With these factors, students have been subject to various mental health issues, provoking a mass escalation in suicide rates.
Specifically, countries like Israel, England, and France have seen an increase in phone calls to suicide prevention hotlines. The current Israeli economic financial distress prompted individuals to exhibit suicidal ideation, with hotline activity increasing from 4 per cent to 15 per cent between the first and second quarantine.
Operators noted an extreme spike of loneliness and depression among callers, as rates increased from 26 per cent to 35 per cent.
After the second wave was announced in England in December 2021, Papyrus, a national charity that advocates for suicide prevention for youth, received a heightened amount of incoming calls which forced the country to extend their calling hours. Data revealed 80 per cent of callers demonstrated fear of isolation.
A French study conducted and led by Michel Debout, a psychiatrist and professor of forensic medicine in Saint-Etienne, measures the correlation between suicide rates and lockdowns.
The report emphasized that suicide caused by crises such as international pandemics can take time to materialize for months or even years after a pandemic has occurred.
The study concluded that this trend prompts the need for robust mental health resources for the future.
Concerning international students, a report conducted by One Voice Canada, a non-profit organization, released an increase in suicide rates during the Covid-19 pandemic. A lack of financial resources coupled with adjusting to a different educational system was one of many factors that led to these rates.
Another contributing factor is the underground economy, where students work illegally and are exploited by employers while struggling to pay tuition fees. Indian international student Amrinder Singh, who attended Douglas College in British Columbia, was a victim of this illicit work force and took his life last September due to financial distress.
Dapinder Singh, a friend of the victim, created a GoFundMe to safely transport his body back to his home country. During Dapinder’s time as a student, he also faced suicidal thoughts because of the pandemic and missed an important deadline to apply for a work permit following his study permit.
In response to this news, the province is committed to improve the academic experience for international students. The Canadian government will reform work permits and provide students with an additional 18 months to complete required work during the pandemic.
The province has also offered a new mental health service called Here2Talk for post-secondary students, where they can access virtual single-session services with a professional in multiple languages.
At U of T, students can find ample resources available to them relative to their needs when it comes to mental health support.

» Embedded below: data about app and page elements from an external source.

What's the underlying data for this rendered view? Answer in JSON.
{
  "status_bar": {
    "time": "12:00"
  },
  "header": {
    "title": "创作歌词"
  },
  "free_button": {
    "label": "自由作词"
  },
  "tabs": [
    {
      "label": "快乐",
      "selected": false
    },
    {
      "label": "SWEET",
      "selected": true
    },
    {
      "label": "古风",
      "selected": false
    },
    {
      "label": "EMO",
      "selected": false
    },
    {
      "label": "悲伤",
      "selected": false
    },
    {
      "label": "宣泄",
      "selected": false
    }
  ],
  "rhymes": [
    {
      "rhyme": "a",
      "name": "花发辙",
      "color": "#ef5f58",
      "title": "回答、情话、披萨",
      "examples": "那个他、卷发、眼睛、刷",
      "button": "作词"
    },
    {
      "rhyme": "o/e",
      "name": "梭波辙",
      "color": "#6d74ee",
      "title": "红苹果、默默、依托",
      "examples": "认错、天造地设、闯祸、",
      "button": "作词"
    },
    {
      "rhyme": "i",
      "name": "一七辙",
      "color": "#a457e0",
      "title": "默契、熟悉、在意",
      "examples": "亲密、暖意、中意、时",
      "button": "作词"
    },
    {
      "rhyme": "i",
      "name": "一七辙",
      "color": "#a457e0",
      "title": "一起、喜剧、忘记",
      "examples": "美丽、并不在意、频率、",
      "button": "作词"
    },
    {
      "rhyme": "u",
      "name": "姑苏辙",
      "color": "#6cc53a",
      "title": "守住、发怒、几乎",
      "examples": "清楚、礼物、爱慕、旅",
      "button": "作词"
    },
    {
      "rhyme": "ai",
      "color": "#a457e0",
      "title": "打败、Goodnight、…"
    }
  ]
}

Available in multiple languages, U of T offers a program known as My SSP, or My Student Support Program, that enables students to access advice over a phone call at no cost. The 24-hour service invites conversations on topics such as difficulty adjusting to life in Canada, relationships with friends and family, and language and cultural barriers.

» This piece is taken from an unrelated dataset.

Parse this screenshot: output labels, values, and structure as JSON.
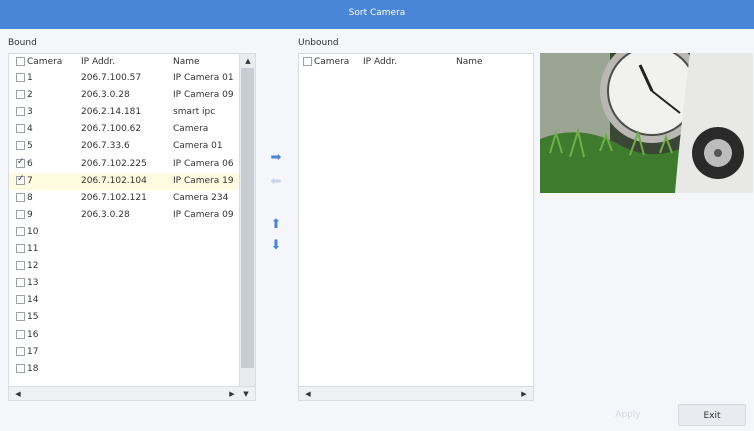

There is also the Health and Counselling Centre at the University of Toronto Mississauga that provides daily workshops, activities, and resources for students. Some of which include mindful meditation, self-care Thursdays, and together Tuesdays.
Activities like these and other university initiatives are vital to the mental health of students as they prevent negative impacts such as suicide rates.

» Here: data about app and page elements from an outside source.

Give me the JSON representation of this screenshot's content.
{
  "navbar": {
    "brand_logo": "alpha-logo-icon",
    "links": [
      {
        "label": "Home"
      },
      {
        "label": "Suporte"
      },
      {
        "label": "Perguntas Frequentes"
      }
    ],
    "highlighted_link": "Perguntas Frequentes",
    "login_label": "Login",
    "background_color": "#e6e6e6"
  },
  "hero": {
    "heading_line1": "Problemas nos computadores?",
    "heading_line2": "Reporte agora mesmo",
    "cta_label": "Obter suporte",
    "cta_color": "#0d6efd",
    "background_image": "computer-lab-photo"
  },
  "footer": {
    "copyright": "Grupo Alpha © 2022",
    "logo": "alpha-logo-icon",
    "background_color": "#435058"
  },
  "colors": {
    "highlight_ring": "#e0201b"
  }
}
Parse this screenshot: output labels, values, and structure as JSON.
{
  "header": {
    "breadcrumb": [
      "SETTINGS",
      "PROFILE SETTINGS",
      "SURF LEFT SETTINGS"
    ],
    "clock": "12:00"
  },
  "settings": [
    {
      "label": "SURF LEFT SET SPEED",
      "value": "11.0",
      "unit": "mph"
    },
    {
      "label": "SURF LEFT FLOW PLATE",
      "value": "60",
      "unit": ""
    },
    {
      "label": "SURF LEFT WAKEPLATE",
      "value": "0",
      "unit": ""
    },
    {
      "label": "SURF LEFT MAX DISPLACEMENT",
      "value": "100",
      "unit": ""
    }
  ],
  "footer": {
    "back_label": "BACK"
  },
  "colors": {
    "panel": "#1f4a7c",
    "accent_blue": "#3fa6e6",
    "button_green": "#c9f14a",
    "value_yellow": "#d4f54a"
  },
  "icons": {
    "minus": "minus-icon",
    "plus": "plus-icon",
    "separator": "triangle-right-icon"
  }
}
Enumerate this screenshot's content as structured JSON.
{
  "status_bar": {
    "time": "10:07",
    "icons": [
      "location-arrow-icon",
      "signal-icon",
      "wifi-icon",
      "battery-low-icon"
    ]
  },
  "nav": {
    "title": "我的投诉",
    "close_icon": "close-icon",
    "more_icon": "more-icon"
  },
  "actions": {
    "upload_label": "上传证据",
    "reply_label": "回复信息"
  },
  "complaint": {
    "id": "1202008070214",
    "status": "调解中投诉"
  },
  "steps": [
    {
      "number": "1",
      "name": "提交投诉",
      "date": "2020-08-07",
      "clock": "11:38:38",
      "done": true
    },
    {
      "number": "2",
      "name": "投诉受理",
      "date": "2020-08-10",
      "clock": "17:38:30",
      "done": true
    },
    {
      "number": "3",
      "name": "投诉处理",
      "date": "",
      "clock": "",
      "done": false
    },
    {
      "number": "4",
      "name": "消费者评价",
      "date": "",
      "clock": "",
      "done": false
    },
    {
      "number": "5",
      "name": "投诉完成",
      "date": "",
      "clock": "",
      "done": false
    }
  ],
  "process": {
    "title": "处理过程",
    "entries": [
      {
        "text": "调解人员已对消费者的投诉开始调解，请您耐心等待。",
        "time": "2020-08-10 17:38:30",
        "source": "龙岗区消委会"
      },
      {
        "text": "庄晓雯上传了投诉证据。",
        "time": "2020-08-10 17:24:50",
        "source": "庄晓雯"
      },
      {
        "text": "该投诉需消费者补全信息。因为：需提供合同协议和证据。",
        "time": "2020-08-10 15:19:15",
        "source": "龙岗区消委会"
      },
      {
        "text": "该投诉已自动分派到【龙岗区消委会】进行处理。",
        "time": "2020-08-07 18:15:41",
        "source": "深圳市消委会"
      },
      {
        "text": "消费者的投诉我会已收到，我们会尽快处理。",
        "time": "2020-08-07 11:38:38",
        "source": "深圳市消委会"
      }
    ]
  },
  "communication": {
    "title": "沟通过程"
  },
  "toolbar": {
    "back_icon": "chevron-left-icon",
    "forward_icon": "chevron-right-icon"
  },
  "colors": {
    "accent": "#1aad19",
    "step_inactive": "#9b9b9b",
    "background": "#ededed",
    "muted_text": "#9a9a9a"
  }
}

Staff Writer (Volume 48) — Anjalli graduated with a Specialization in Political Science and a minor in English. Through her contributions at The Medium, she aims to educate readers on the unique complexities of life and how we strive to overcome challenges collectively through policies and voice. In her free time she enjoys reading the latest news, meditating by her Saje diffuser, or looking at Pinterest for fashion inspiration. If you ask Anjalli what her favourite food is, she’d reply “a green dragon sushi roll!”